Gabriel Moreno

Gabriel Moreno

Gabriel Moreno was born in Gibraltar in 1977. Graduated in Philosophy and Hispanic Studies at the University of Hull, Yorkshire, UK (1995-1999). Doctorate in Hispanic Literature at the University of Barcelona (2002-2007).

Published works in Spanish include, Londres y el susurro de las amapolas, Omicrón (2007), Cartas a Miranda (2008) and Identidad y Deseo (2010). Published first book of poems in English in London (2012) The Hollow Tortoise, Orion Contemporary publishers. Winner of the Cardoso Poetry Prize in Mexico 2007 and regular poetry performer at the Poetry Brothel, New York.

Gabriel Moreno is also an accomplished singer songwriter signed by Flat City Music for two albums.

Please visit Gabriel Moreno’s website:

You are the rock who dreamt me

Dream me now,
under a Moorish moon,
conceive me in the southern night,
you hold the mirror of my mind,
you thread petals in my dreams.

Rain on my summit of doubts,
cross our straits of stagnation,
you are the paradox of time,
you are the theatre of belief.

As the ocean breathes into the sea,
unfold me with your gypsy knife,
you enhance the English verb,
you release me from oblivion.

Shred the flags you knew and wore,
hurl them out in western winds,
you are the market of desire,
you are the porthole of identity.

Design a voice of Saxon sound,
give me songs of stones and gulls,
you are the vision of the whole,
you are the rock who dreamt me.

Ballad of the death of Federico Garcia Lorca

(for Mr.Joe Wilkes)

The olives in the trees sparkle
likes shoes of patent leather,
too radiant is this mountain
for a man to meet his end.
Descending from the moon
are its cries of melted silver,
civil guards are not immune
but they are ready for the kill.

Where are the gypsies Lorca?
mocks the captain of the men,
are they coming to this fiesta?
are they hiding in their caves?
Did the fear unhinge their knives?
I cannot hear their saddle bells.
Did they discharge their horses
or are they dancing in their tents?

But all the stars responded,
quivering fiercely in the night,
you will ruin this poet’s body,
but you’ll never touch his mind.
O, the smell of blood and wax!
O, the anger of the fig trees!
No bullet from a retrograde thug
will deter our birds from singing.

Dark, dark is the heart of Spain,
black reeds grow upon its chest.
All of the angels have departed
for the pain of Lorca’s death!
Heated youths rip off their shirts,
Virgin girls insult their mothers,
whimpers for a foreign Christ,
rage for the son of Granada.
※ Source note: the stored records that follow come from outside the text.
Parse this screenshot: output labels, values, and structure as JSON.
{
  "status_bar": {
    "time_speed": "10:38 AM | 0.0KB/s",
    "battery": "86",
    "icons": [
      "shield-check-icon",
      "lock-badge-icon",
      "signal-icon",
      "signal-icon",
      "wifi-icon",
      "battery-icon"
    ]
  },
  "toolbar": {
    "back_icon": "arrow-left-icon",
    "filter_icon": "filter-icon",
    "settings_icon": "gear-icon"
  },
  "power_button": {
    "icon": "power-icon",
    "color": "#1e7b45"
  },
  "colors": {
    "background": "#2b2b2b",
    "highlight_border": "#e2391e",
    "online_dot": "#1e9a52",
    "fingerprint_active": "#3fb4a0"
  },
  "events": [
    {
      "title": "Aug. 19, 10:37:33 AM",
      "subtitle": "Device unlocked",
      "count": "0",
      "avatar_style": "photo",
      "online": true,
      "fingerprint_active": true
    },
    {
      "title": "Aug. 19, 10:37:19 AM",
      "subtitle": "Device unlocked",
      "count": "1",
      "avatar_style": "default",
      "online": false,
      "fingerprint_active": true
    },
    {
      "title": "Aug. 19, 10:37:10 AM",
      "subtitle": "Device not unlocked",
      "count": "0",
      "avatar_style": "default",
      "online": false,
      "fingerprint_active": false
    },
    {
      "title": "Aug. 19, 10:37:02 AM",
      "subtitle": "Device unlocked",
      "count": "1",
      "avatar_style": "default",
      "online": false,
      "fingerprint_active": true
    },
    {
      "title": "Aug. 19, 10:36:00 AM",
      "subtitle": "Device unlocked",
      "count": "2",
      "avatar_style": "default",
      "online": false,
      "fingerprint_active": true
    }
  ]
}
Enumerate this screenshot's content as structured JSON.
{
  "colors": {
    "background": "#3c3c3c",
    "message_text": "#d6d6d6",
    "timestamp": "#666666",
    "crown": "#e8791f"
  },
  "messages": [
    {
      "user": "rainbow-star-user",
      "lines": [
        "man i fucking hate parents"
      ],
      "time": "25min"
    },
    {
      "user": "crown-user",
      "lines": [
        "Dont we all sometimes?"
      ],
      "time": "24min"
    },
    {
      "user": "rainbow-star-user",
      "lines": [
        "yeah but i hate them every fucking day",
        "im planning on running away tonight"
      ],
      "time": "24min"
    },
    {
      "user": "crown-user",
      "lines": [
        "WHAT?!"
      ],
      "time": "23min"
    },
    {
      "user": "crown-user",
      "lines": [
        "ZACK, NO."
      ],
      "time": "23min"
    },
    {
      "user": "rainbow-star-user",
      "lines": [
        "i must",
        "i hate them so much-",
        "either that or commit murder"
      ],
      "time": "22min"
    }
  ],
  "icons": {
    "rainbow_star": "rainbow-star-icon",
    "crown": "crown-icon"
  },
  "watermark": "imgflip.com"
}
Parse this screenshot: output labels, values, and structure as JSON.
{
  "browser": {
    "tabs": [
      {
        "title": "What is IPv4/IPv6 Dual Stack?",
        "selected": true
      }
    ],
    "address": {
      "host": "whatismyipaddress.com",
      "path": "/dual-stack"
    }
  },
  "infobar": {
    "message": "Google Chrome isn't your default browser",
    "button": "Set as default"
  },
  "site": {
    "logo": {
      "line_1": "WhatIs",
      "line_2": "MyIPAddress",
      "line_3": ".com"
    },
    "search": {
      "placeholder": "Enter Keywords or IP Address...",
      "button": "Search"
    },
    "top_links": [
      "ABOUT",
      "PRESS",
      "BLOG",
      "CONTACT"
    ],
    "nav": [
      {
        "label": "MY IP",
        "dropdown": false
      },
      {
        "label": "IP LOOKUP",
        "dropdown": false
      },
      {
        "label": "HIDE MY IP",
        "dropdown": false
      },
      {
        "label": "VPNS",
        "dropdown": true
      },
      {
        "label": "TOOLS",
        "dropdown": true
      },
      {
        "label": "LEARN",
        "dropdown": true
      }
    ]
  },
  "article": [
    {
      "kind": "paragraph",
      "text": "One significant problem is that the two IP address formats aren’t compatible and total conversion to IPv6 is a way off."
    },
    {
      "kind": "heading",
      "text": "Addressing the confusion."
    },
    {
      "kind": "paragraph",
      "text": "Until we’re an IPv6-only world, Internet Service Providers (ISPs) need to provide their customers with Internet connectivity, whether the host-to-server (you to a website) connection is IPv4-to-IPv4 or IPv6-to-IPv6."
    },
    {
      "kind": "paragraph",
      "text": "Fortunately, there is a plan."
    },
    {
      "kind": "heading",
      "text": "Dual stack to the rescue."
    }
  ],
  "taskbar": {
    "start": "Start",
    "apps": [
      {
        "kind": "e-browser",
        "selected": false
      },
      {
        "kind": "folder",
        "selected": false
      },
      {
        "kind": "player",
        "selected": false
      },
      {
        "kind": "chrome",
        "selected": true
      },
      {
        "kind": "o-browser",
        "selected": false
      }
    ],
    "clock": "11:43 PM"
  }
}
On the death of Elizabeth Barrett Browning

“And if God choose, I will love thee better
after death,” Elizabeth Barrett Browning.

If I am to die,
may it be drowned
in the rivers of Florence.
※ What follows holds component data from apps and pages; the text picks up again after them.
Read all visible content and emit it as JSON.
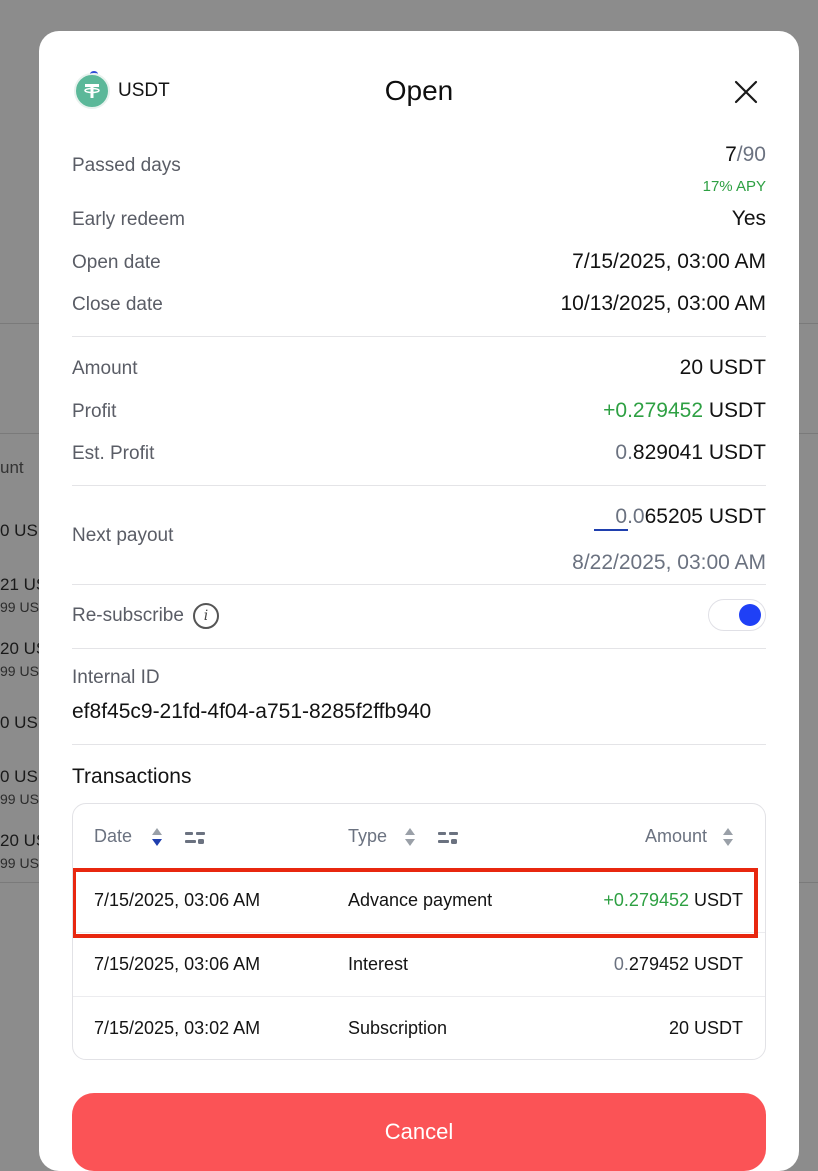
{
  "background": {
    "col_header": "unt",
    "rows": [
      {
        "main": "0 US",
        "sub": ""
      },
      {
        "main": "21 US",
        "sub": "99 US"
      },
      {
        "main": "20 US",
        "sub": "99 US"
      },
      {
        "main": "0 US",
        "sub": ""
      },
      {
        "main": "0 USI",
        "sub": "99 US"
      },
      {
        "main": "20 US",
        "sub": "99 US"
      }
    ]
  },
  "modal": {
    "coin": "USDT",
    "title": "Open",
    "details": {
      "passed_days_label": "Passed days",
      "passed_days_current": "7",
      "passed_days_total": "/90",
      "apy": "17% APY",
      "early_redeem_label": "Early redeem",
      "early_redeem_value": "Yes",
      "open_date_label": "Open date",
      "open_date_value": "7/15/2025, 03:00 AM",
      "close_date_label": "Close date",
      "close_date_value": "10/13/2025, 03:00 AM"
    },
    "amounts": {
      "amount_label": "Amount",
      "amount_value": "20 USDT",
      "profit_label": "Profit",
      "profit_value": "+0.279452",
      "profit_unit": " USDT",
      "est_profit_label": "Est. Profit",
      "est_profit_prefix": "0.",
      "est_profit_rest": "829041 USDT"
    },
    "next_payout": {
      "label": "Next payout",
      "prefix": "0.0",
      "rest": "65205 USDT",
      "date": "8/22/2025, 03:00 AM"
    },
    "resubscribe": {
      "label": "Re-subscribe",
      "info_glyph": "i",
      "enabled": true
    },
    "internal_id": {
      "label": "Internal ID",
      "value": "ef8f45c9-21fd-4f04-a751-8285f2ffb940"
    },
    "transactions": {
      "title": "Transactions",
      "headers": {
        "date": "Date",
        "type": "Type",
        "amount": "Amount"
      },
      "rows": [
        {
          "date": "7/15/2025, 03:06 AM",
          "type": "Advance payment",
          "amount_prefix": "",
          "amount_main": "+0.279452",
          "unit": " USDT",
          "positive": true
        },
        {
          "date": "7/15/2025, 03:06 AM",
          "type": "Interest",
          "amount_prefix": "0.",
          "amount_main": "279452",
          "unit": " USDT",
          "positive": false
        },
        {
          "date": "7/15/2025, 03:02 AM",
          "type": "Subscription",
          "amount_prefix": "",
          "amount_main": "20",
          "unit": " USDT",
          "positive": false
        }
      ]
    },
    "cancel_label": "Cancel"
  },
  "colors": {
    "accent_green": "#2ea043",
    "toggle_blue": "#1f40f6",
    "cancel_red": "#fb5356",
    "highlight_red": "#e8270f"
  }
}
I want a slow fall
from a coloured terrace.
In Autumn,
past the violet hour,
escorted by a breeze
of yellow flowers.
with my organs lit
like chestnut fire.

I wish to fall
exactly where the bridge
is reflected on the river,
just there,
where the waters
and the universe
amidst the jumble of my mind.
I want to die then.
My body undone,
like a poppy
dispossessed of its petals.
Everything dissolved,
I want nothing to remain,
I want to disappear
in the waters of Italy
and give birth,
at last,
to the miracle
of silence.

Poetry in this post: © Gabriel Moreno
Published with the permission of Gabriel Moreno